One of the most popular pilgrimage destinations in the Medieval era of the Middle Ages was to Walsingham in England. It was believed to be beneficial for women to visit the shrine of Our Lady of Walsingham to pray for children. Walsingham became famous in 1061 when a Saxon noblewoman called Richeldis de Faverches had a vision of the Virgin Mary. He subsequently built a replica of the humble dwelling in which Jesus was born. Among its relics was a phial of the Virgin's milk. An Augustine Priory was built there but Priory this was destroyed during the Dissolution of the Monasteries instigated by by King Henry VIII in 1538 at the start of the Protestant Reformation in England. However, even today there are still Roman Catholic and Anglican shrines to Our Lady of Walsingham.
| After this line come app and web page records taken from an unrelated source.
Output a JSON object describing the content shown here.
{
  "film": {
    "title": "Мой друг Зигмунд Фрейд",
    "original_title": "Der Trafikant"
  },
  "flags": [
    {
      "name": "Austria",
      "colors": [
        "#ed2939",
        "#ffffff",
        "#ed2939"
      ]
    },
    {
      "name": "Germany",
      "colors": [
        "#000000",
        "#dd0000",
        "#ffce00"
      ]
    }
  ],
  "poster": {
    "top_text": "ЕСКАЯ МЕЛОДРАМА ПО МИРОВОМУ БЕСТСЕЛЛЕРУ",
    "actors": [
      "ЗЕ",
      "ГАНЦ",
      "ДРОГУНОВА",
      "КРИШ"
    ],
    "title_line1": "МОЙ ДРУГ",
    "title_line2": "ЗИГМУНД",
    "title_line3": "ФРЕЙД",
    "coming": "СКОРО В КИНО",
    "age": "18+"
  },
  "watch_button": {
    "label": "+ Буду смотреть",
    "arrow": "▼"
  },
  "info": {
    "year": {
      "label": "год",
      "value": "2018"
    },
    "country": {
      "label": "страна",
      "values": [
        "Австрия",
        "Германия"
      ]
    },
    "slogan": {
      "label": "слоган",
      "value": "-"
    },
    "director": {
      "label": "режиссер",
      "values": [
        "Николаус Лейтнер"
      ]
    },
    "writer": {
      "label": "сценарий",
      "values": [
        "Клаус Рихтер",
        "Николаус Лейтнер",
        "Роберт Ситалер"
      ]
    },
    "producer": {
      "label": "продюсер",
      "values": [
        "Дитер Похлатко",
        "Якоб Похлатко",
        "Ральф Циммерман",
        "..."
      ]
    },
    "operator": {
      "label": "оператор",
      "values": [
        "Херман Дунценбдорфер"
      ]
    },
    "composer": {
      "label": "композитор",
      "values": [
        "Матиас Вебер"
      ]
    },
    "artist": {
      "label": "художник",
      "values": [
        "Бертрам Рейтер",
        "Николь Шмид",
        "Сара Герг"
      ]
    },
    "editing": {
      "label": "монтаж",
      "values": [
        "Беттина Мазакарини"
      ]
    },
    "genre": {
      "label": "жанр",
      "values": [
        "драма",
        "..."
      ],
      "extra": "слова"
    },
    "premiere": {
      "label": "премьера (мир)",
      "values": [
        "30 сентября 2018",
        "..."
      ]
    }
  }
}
Pilgrimage to St. Peter's Basilica, Rome
The most popular places of Catholic pilgrimage apart from the Holy Land are St. Peter's Basilica in Rome where Saint Peter, a disciple of Jesus, was martyred and believed to be buried.
Lourdes Pilgrimage, France
The most recent destination for Catholic pilgrimage is Lourdes in France. Lourdes was the place where, in 1858, a young girl called Bernadette Soubivous had a vision of the Virgin Mary. The spring waters that flow from the fountains at Lourdes are believed to bring miraculous healing from God.
Pilgrimage to Canterbury
Many people undertook a pilgrimage to Canterbury Cathedral which was the site of the murder of Thomas Becket, Archbishop of Canterbury in 1170. Thomas a Becket was declared a martyr, and in 1173, he was canonized by Pope Alexander on July 12, 1174. The subject of the Canterbury pilgrimage was used by the Medieval author, Geoffrey Chaucer, in his book the Canterbury Tales.
Pilgrimage - the Canterbury Tales by Geoffrey Chaucer
Geoffrey Chaucer's Canterbury Tales was written c. 1390. It tells stories about a group pilgrims who had undertaken a pilgrimage to Canterbury. Each pilgrim had their own 'Canterbury Tale'. The route of the pilgrimage was along Watling Street and the Old Kent Road in London which led to the ancient "Pilgrim's way" from Rochester to Canterbury.
The Pilgrimage of Grace
The Pilgrimage of Grace was the name given to an uprising in England at the time of the Dissolution of the Monasteries and the break with Rome in 1536. The uprising was led by a man called Robert Aske and started in York, in the North of England. The objective of the men who joined the 'Pilgrimage of Grace' was to protest and air their grievances against religious, political and economic changes in England. The uprising or rebellion that was the 'Pilgrimage of Grace' ended when King Henry VIII agreed to consider the grievances and pardon all of the participants. He lied. The leaders including Robert Aske were all executed and King Henry VIII continued his break with the Roman Catholic church and the Protestant Reformation.
The End of the Pilgrimage in England
The Dissolution of the Monasteries and the Protestant Reformation effectively ended the custom of the pilgrimage in England.